Eli Ben-Meir: The issue of the non-state player is just one example of the problems that exist in international law in the cyber field since countries themselves have difficulty understanding the issues related to this dimension. Despite attempts to create expertise, there is great mistrust between countries and a gap in the understanding of what the capabilities are. The difficulty is mainly reflected in the non-western world that perceives any attempt at regulation in the cyber realm as an attempt to influence internal procedures and expand Western hegemony. Moreover, countries are even exploiting the gap that exists in regulation of the cyber realm and “privatizing” attacks to seemingly non-governmental institutions when, in fact, countries are the ones behind these attacks.

In order to cope with cyber threats, both at the state and international level, a toolbox must be assembled to provide a response to attacks, including cyber defense, legislation, standardization, regulation and international cooperation mechanisms.

Various technologies are popping up today in the field of data mining, big data, etc. To what extent is this channel able to assist the various security agencies in coping with terrorist and criminal activity on the Internet?
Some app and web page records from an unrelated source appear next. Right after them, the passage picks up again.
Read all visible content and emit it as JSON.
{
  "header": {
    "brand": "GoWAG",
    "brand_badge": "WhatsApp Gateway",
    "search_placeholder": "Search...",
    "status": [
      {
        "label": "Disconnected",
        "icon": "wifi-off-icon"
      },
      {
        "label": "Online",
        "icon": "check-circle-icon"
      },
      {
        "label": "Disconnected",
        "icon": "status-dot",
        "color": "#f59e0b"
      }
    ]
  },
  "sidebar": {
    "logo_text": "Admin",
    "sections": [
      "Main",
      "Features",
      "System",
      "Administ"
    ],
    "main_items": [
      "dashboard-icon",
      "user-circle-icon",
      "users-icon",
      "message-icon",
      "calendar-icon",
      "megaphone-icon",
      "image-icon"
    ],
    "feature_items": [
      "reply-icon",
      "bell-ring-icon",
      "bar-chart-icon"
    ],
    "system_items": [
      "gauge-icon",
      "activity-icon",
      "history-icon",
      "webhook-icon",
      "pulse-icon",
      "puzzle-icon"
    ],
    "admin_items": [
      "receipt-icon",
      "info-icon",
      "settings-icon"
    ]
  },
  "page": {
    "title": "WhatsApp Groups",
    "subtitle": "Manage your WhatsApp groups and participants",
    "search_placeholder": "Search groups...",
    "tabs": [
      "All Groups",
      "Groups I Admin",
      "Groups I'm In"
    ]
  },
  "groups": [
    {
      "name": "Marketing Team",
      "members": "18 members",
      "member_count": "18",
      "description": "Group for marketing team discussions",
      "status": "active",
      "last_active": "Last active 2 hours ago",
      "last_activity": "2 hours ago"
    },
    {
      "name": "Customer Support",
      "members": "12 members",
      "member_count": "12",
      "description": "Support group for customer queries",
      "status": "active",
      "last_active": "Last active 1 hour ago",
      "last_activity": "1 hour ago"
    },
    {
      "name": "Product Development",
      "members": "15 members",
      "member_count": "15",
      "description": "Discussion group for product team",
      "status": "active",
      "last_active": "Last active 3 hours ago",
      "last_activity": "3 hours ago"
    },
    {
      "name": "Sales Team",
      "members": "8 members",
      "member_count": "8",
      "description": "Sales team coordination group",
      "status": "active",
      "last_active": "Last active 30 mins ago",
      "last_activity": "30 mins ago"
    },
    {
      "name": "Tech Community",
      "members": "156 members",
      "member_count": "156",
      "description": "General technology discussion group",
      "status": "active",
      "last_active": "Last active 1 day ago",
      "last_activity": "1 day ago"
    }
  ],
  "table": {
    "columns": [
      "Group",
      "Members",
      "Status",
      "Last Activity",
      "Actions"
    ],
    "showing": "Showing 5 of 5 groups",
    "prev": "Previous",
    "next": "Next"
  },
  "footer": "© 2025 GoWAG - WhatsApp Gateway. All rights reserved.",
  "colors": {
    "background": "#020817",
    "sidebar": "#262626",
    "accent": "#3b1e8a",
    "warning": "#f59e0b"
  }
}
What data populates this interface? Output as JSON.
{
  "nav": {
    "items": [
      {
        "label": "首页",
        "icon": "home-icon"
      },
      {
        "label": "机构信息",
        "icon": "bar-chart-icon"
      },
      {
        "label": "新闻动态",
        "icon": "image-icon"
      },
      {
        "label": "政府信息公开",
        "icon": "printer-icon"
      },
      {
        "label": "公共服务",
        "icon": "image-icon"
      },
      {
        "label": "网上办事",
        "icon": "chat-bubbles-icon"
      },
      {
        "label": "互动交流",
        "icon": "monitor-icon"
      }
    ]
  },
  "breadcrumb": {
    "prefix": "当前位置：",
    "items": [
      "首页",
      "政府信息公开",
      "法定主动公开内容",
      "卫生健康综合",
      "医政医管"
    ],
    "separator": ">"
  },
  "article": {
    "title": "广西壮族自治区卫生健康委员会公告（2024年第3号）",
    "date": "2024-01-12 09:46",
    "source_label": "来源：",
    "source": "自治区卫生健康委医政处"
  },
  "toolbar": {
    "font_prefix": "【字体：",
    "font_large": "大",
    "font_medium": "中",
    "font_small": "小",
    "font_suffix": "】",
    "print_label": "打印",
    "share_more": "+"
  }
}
Eli Ben-Meir: The current contemplation of a solution for coping with cyber threats is at the tactical level through the eyes of technology alone. Nonetheless, the correct and recommended way is to first examine all dimensions of the problem and then derive tactical-technological solutions. In protecting the trees instead of the forest, even if every tree is itself protected, the forest as a whole is not. In other words, technology is an important tool for dealing [with the phenomenon] and is essentially the main tool but in order for it to be the right technology, the situation must be analyzed starting at the strategic level.

Even if a solution is found for coping with the phenomenon of terrorist and criminal activity in the visible realm, the challenge of the darknet still stands apart. In recent years, it has become the black market of the Internet for the sale of drugs, weapons and more. In effect, dialogue and trade take place there hidden from the eyes of the security elements, be it crime or terrorism. This is a challenge that will only grow stronger even if sanctions are successfully imposed on social media and Internet providers. What are the tools at the disposal of security agencies to cope with this phenomenon? And what are the challenges?

Eli Ben-Meir: The darknet is not much different than the rest of the cyber dimension since today there are technologies that create access to information on this network and security systems operate there accordingly. Nevertheless, we must work to increase regulation and enforcement on the darknet in order to create a sense of persecution and exposure to terrorist/criminal organizations, similar to the efforts being made today against social networks. Enforcement activity on the darknet is part of the toolbox and overall strategy for coping with the challenges in cyber space.

In the cyber era, there is more and more information visible to intelligence agencies. They derive the same information from the various uses made of the Internet by terrorist organizations, including discourse on social networks, recruitment activity on the network, fundraising campaigns, and more. From here arises the intelligence dilemma of whether to track terrorist activity or to block it.

Eli Ben-Meir: As long as intelligence is used in order to influence what is happening and not only to describe it, the greater the chance that the enemy will understand that you have access to him and he will take steps to move to other channels. Therefore, there has always been tension between collection and evaluation, and operations. This issue exists at all levels of intelligence, SIGINT, HUMINT and the cyber arena. In order to cope with the intelligence dilemma, we need to be alert and to learn to understand when access is about to be exposed. At the same time, we need to try and locate the next platform to which the enemy will move and already plan a coping strategy. One positive note – the enemy will always need to communicate and, therefore they cannot avoid using the Internet and the cyber connection.


 

[1]  The interview was conducted by Danielle Haberfeld, Researcher, International Institute for Counter-Terrorism (ICT)